I’ve been following Canadian media on this issue and, I’ll put it this way, the coverage has been minimal. As far as I can find, we’ve had more comments on our Facebook page about it than stories published on this topic from our media neighbors to the north. One news organization that has done some coverage is the Winnipeg Free Press and reporter Murray McNeill. In his piece “Ruling could cost credit unions millions” (that ran the same day as our Peter Strozniak's story “Canada Bans the B-word for Credit Unions”), McNeill pointed out the estimated $80 million price tag for credit unions to comply with Canada's Bank Act. From his reporting, it appears that the Canadian credit union industry was caught off guard by this announcement and “they don't know why the federal regulator is making an issue of this.” One quote in McNeill's piece stood out: “It's kind of funny, because these terms have been used for decades. It just seems a little ridiculous to us.”
I love _anadians and their PM _ustin Trudeau and the way they come across as laid back, like native Key Westers, but too cold to care. If this ruling came down in our country, I have to imagine that 1) we wouldn't be caught surprised by it and 2) we would see a massive uprising from credit union trade leadership, credit union executives and even members rallying behind the industry to stop such a silly rule and waste of money.
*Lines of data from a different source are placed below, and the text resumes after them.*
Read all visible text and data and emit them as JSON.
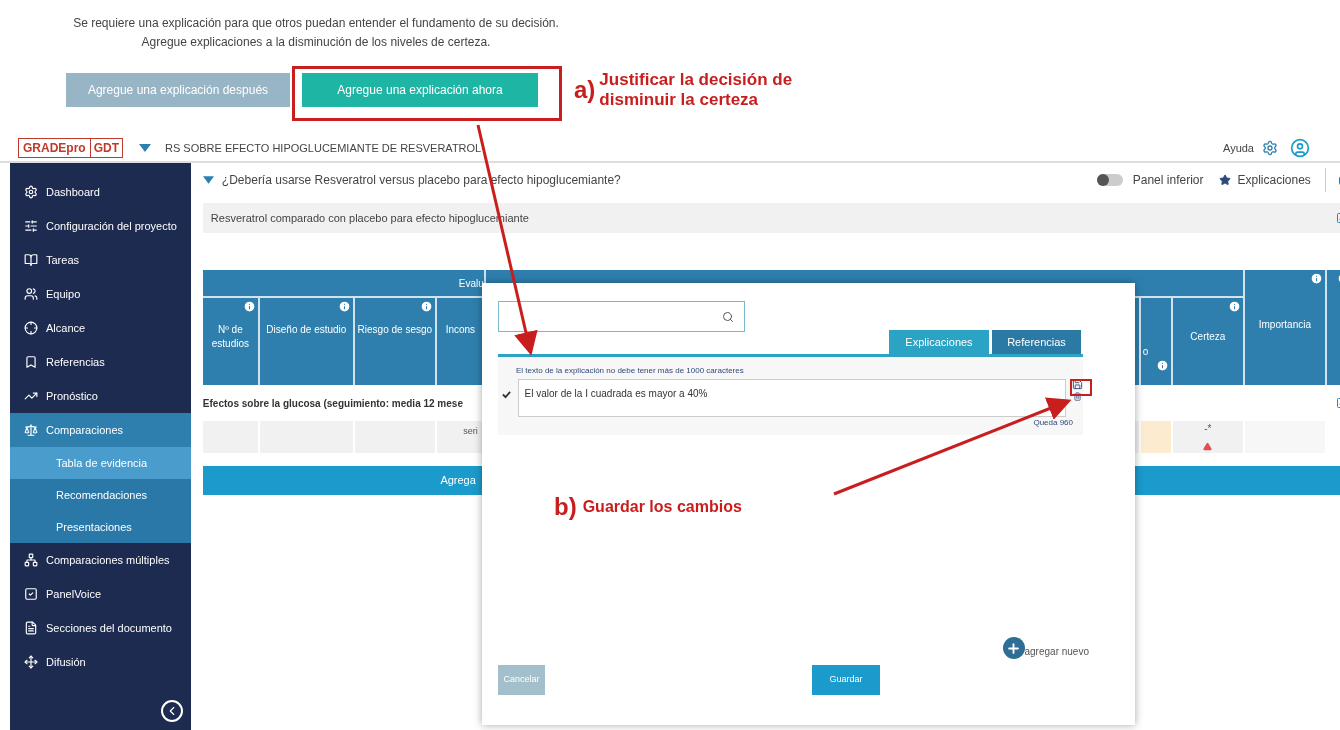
{
  "intro": {
    "text": "Se requiere una explicación para que otros puedan entender el fundamento de su decisión. Agregue explicaciones a la disminución de los niveles de certeza.",
    "buttons": [
      {
        "label": "Agregue una explicación después",
        "kind": "secondary"
      },
      {
        "label": "Agregue una explicación ahora",
        "kind": "primary"
      }
    ]
  },
  "annotations": [
    {
      "label": "a)",
      "text": "Justificar la decisión de disminuir la certeza"
    },
    {
      "label": "b)",
      "text": "Guardar los cambios"
    }
  ],
  "header": {
    "logo": {
      "main": "GRADEpro",
      "suffix": "GDT"
    },
    "project": "RS SOBRE EFECTO HIPOGLUCEMIANTE DE RESVERATROL",
    "help": "Ayuda"
  },
  "sidebar": {
    "items": [
      {
        "label": "Dashboard",
        "selected": false
      },
      {
        "label": "Configuración del proyecto",
        "selected": false
      },
      {
        "label": "Tareas",
        "selected": false
      },
      {
        "label": "Equipo",
        "selected": false
      },
      {
        "label": "Alcance",
        "selected": false
      },
      {
        "label": "Referencias",
        "selected": false
      },
      {
        "label": "Pronóstico",
        "selected": false
      },
      {
        "label": "Comparaciones",
        "selected": false,
        "expanded": true,
        "children": [
          {
            "label": "Tabla de evidencia",
            "selected": true
          },
          {
            "label": "Recomendaciones",
            "selected": false
          },
          {
            "label": "Presentaciones",
            "selected": false
          }
        ]
      },
      {
        "label": "Comparaciones múltiples",
        "selected": false
      },
      {
        "label": "PanelVoice",
        "selected": false
      },
      {
        "label": "Secciones del documento",
        "selected": false
      },
      {
        "label": "Difusión",
        "selected": false
      }
    ]
  },
  "question": {
    "text": "¿Debería usarse Resveratrol versus placebo para efecto hipoglucemiante?",
    "expanded": true,
    "toggle": {
      "label": "Panel inferior",
      "on": false
    },
    "explanations": "Explicaciones"
  },
  "subtitle": "Resveratrol comparado con placebo para efecto hipoglucemiante",
  "table": {
    "group_header": "Evalu",
    "columns": [
      {
        "label": "Nº de estudios",
        "info": true
      },
      {
        "label": "Diseño de estudio",
        "info": true
      },
      {
        "label": "Riesgo de sesgo",
        "info": true
      },
      {
        "label": "Incons",
        "info": false
      }
    ],
    "right_columns": [
      {
        "label": "o",
        "info": true
      },
      {
        "label": "Certeza",
        "info": true
      },
      {
        "label": "Importancia",
        "info": true
      }
    ],
    "outcome": "Efectos sobre la glucosa (seguimiento: media 12 mese",
    "row": {
      "column_4": "seri",
      "certainty": "-*"
    },
    "add_bar": "Agrega"
  },
  "modal": {
    "tabs": [
      {
        "label": "Explicaciones",
        "selected": true
      },
      {
        "label": "Referencias",
        "selected": false
      }
    ],
    "hint": "El texto de la explicación no debe tener más de 1000 caracteres",
    "entry": {
      "checked": true,
      "value": "El valor de la I cuadrada es mayor a 40%",
      "remaining": "Queda 960"
    },
    "add_new": "agregar nuevo",
    "cancel": "Cancelar",
    "save": "Guardar"
  }
}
From my perspective, this is a typical bank versus credit union issue that has crossed over into a public view showing that the banks have a much larger lobbying arm than credit unions. The Canadian Bankers Association is thrilled about the ruling. Its leader, Neil Parmenter, said, “We have always been clear in our view that only institutions that have gone through the rigorous process to gain and sustain approval by federal regulators to be a Canadian bank should be allowed to call themselves a bank or say that they are providing banking services.”
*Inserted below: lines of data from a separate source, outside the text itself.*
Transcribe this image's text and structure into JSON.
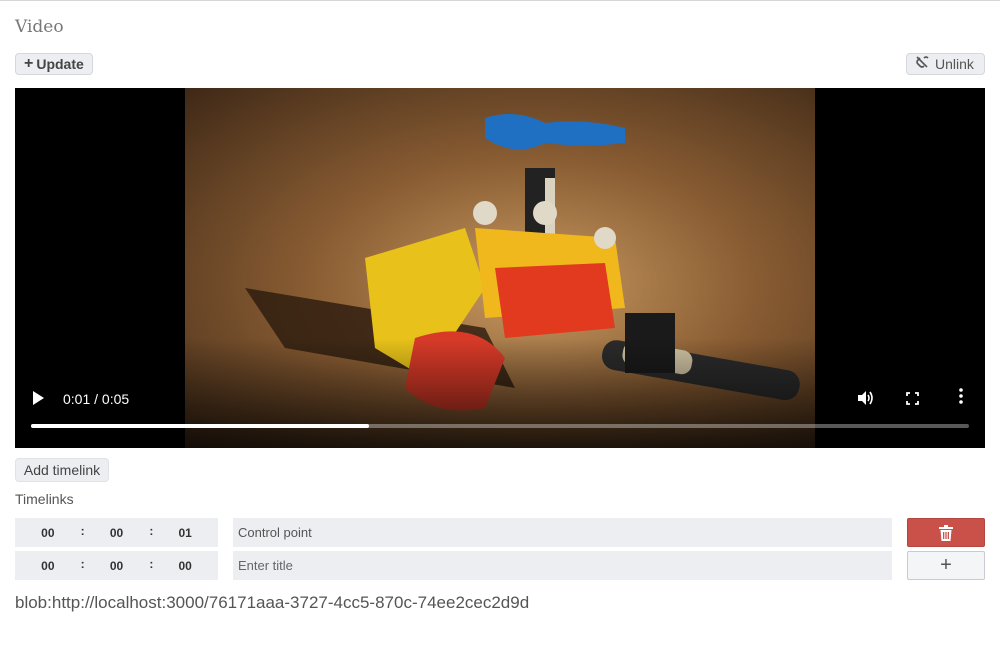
{
  "section": {
    "title": "Video"
  },
  "toolbar": {
    "update_label": "Update",
    "unlink_label": "Unlink"
  },
  "player": {
    "time_display": "0:01 / 0:05",
    "progress": 0.36
  },
  "timelinks": {
    "add_label": "Add timelink",
    "heading": "Timelinks",
    "rows": [
      {
        "hh": "00",
        "mm": "00",
        "ss": "01",
        "title": "Control point",
        "placeholder": "Enter title"
      },
      {
        "hh": "00",
        "mm": "00",
        "ss": "00",
        "title": "",
        "placeholder": "Enter title"
      }
    ]
  },
  "blob_url": "blob:http://localhost:3000/76171aaa-3727-4cc5-870c-74ee2cec2d9d",
  "colors": {
    "delete_button": "#c9514a",
    "input_bg": "#eceef1"
  },
  "icons": [
    "plus-icon",
    "unlink-icon",
    "play-icon",
    "volume-icon",
    "fullscreen-icon",
    "more-vertical-icon",
    "trash-icon"
  ]
}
Which raises the question: Are banks and credit unions equal? Banking leaders would probably say that credit unions are trying to be equal, but without the tax burdens and every little regulation requirement. Credit union leadership might say no, we are totally different, and we get the tax breaks.
And that's the tricky spot – are credit unions different or not? Canada decided to draw a hard line in the Canadian sand/ice to make that distinction. Which now puts the credit unions in a tough spot to show that CUs are different and better and friendlier and focused on people over profit and all of that.
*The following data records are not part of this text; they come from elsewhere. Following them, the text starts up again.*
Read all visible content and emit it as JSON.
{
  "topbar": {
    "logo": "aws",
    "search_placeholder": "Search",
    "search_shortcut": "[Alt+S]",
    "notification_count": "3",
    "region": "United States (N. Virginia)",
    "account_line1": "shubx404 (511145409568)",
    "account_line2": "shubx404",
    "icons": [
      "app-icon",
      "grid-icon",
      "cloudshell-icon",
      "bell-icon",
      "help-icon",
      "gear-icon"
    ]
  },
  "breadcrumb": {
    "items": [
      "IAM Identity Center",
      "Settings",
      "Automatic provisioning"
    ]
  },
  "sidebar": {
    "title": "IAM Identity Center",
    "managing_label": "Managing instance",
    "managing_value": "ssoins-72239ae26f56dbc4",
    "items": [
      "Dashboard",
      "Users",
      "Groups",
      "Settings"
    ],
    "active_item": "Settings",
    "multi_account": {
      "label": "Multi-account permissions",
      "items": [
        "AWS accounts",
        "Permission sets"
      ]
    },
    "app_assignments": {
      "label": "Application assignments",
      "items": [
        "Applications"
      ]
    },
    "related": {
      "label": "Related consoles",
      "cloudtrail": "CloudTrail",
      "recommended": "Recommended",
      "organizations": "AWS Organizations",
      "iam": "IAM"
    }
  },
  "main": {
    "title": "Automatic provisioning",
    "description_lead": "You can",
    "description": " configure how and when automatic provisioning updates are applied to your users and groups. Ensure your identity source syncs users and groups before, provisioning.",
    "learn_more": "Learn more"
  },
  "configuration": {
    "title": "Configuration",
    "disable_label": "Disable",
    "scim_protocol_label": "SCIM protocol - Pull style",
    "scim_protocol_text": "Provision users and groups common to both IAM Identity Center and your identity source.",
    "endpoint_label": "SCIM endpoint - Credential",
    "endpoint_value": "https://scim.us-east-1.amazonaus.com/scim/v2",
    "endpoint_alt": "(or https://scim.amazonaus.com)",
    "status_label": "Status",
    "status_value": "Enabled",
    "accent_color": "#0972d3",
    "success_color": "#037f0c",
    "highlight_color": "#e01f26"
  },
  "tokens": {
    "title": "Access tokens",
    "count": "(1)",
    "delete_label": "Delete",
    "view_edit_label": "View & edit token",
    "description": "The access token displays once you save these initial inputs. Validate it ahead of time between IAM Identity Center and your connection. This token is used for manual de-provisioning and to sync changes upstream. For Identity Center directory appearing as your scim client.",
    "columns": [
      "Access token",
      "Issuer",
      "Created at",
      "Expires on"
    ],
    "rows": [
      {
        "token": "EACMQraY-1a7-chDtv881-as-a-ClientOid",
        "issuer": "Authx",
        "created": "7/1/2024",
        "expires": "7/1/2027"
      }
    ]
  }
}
I don't envy the Canadian Credit Union Association. The CCUA's president/CEO, Martha Durdin, said, “Having to create and popularize new words is an unnecessary and expensive undertaking, and will make it difficult for credit unions to compete fairly with banks.”
I think the flaw in the logic on both sides of this issue comes from the use of the word “bank.”
The banking industry views the word as a trademarked word like “Google” or “Kleenex.” While credit union people see it as using the word “Google” and “tissue.” It's a verb, a noun, an adjective that's commonly used and has been absorbed into our culture worldwide.
Where does that leave credit unions? For the moment, stuck. If this were a TV show, you could call up Don Draper and his team to come up with a new credit union word and full marketing campaign. But, in the real world it's up to the CCUA to figure it out.
I haven't been able to come up with any good, free ideas to pass along to my Canadian friends. I will say that this entire Canadian soap opera should be looked at as a serious threat to the credit union industry around the world.
As an experiment, take a look at your marketing materials and website and see how you’d be impacted by this decision. “_ank online wherever you are!” “Simplify your _anking experience!”
This story has the potential to have such a wide and massive impact, and our readers had an immediate and very vocal reaction to it that we will be following this story all the way through.
Michael Ogden is Executive Editor at Credit Union Times. Can be contact at firstname.lastname@example.org